Exploring options in which pulses can fully or partially replace other ingredients in regularly consumed food products is one way to increase the utilization of pulse ingredients in North America. Detection of off aroma and/or flavour are among the major concerns for the utilization of pulses. Previous studies have shown that heat treated pulse flour through micronization was effective at reducing the beany notes. This study looked at other common heat treatment processes used in the manufacture of crumbs to be applied to pulse flours. The objectives included evaluating the effectiveness in the reduction of unfavourable pulse aroma and flavour characteristics and the suitability of a pulse based crumb to replace wheat crumb as a binder in ground beef patties.

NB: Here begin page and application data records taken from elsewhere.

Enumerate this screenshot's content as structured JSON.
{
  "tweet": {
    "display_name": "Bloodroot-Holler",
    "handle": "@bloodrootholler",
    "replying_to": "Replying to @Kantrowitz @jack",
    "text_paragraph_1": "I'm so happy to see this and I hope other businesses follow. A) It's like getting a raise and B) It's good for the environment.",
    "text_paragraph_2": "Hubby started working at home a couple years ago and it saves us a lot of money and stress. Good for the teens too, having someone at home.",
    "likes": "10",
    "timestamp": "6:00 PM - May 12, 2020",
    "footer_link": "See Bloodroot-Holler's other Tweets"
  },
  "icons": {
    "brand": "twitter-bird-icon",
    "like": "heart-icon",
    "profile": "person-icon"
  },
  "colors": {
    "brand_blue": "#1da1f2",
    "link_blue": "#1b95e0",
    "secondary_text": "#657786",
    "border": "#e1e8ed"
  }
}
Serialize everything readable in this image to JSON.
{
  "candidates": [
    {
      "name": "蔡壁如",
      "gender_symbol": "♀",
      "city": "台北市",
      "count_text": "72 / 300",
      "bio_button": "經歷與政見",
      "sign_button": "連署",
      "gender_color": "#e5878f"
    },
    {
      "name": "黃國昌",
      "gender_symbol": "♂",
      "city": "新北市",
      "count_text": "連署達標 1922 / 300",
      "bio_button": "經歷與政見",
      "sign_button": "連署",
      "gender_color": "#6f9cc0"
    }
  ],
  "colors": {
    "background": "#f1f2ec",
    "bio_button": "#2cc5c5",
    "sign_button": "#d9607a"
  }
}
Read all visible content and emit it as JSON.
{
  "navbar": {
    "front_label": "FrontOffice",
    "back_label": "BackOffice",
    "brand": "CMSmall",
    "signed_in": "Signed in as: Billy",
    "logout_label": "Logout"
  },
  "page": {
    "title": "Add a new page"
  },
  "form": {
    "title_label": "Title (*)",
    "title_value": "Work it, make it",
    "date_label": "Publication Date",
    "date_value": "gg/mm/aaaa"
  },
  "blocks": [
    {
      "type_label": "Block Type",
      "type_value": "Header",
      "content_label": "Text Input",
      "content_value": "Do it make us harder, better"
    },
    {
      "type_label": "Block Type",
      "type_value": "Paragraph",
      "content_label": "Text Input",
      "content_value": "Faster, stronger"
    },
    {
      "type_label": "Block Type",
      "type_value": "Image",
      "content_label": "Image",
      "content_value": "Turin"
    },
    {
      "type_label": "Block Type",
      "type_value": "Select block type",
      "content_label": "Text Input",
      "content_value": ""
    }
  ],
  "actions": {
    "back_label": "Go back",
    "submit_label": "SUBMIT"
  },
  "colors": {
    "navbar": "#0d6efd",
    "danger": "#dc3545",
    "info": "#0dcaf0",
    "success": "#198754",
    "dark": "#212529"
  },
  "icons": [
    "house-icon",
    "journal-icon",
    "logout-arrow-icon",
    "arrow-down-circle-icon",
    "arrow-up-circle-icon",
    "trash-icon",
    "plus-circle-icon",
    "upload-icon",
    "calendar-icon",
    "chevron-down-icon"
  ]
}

Three market classes of pulses (low-tannin faba beans, yellow peas, and red lentils) were subjected to a sheeted crumb process and two extrusion methods. One extrusion method yielded an open structured crumb and the other a closed structured crumb. The faba bean flours in combination with the closed crumb processing failed to deliver a usable crumb like product. The higher protein and lower starch content combined with lower exit pressure may have contributed to the lack of expansion necessary for the manufacture of the crumb. Extruded crumbs were comprised of 100% pulse flour. The pulse flour was reduced to 60% in the sheeted crumbs and rice flour (20%) and tapioca starch (20%) were incorporated to achieve mechanical characteristics necessary for the sheeting process. A trained sensory panel described the intensity of aroma and flavour attributes of the pulse crumbs and their parent flour to evaluate the impact of processing. Final data collection focused on the yellow pea and red lentil market classes for each of the closed, open, and sheeted crumb types. Results showed a reduction in pea aroma and flavour and an increase in wheaty aroma and flavour for all three processes. Sheeted crumbs showed the largest shift in aroma and flavour intensities followed by open and then closed crumbs. Processing method resulted in greater impact than pulse market classes.
• Beef burgers containing pea and lentil prepared from closed and open crumbs (extruded), and sheeted crumbs at 5% inclusion level, were not significantly different than the wheat control in cook loss and patty dimensions.
• Extruded crumbs produced burgers with greater cohesion, springiness and chewiness compared to the sheeted crumbs and wheat control.
• The consumer sensory panel indicated positive acceptance of burgers using pulse based crumbs, with the exception of the yellow pea open crumb treatment which was described more frequently as beany and off flavour.
• Extrusion technology and sheeted processing reduced the pea aroma and flavour of pulse flours. The sheeted pulse crumbs properties showed the greatest similarity to the sheeted wheat crumb control and had the largest reduction in pea aroma and flavor intensities.
• Extrusion and sheeting produced functionally acceptable pulse crumbs that could be utilized as a gluten free alternative to a standardly used wheat crumb for meat binder applications.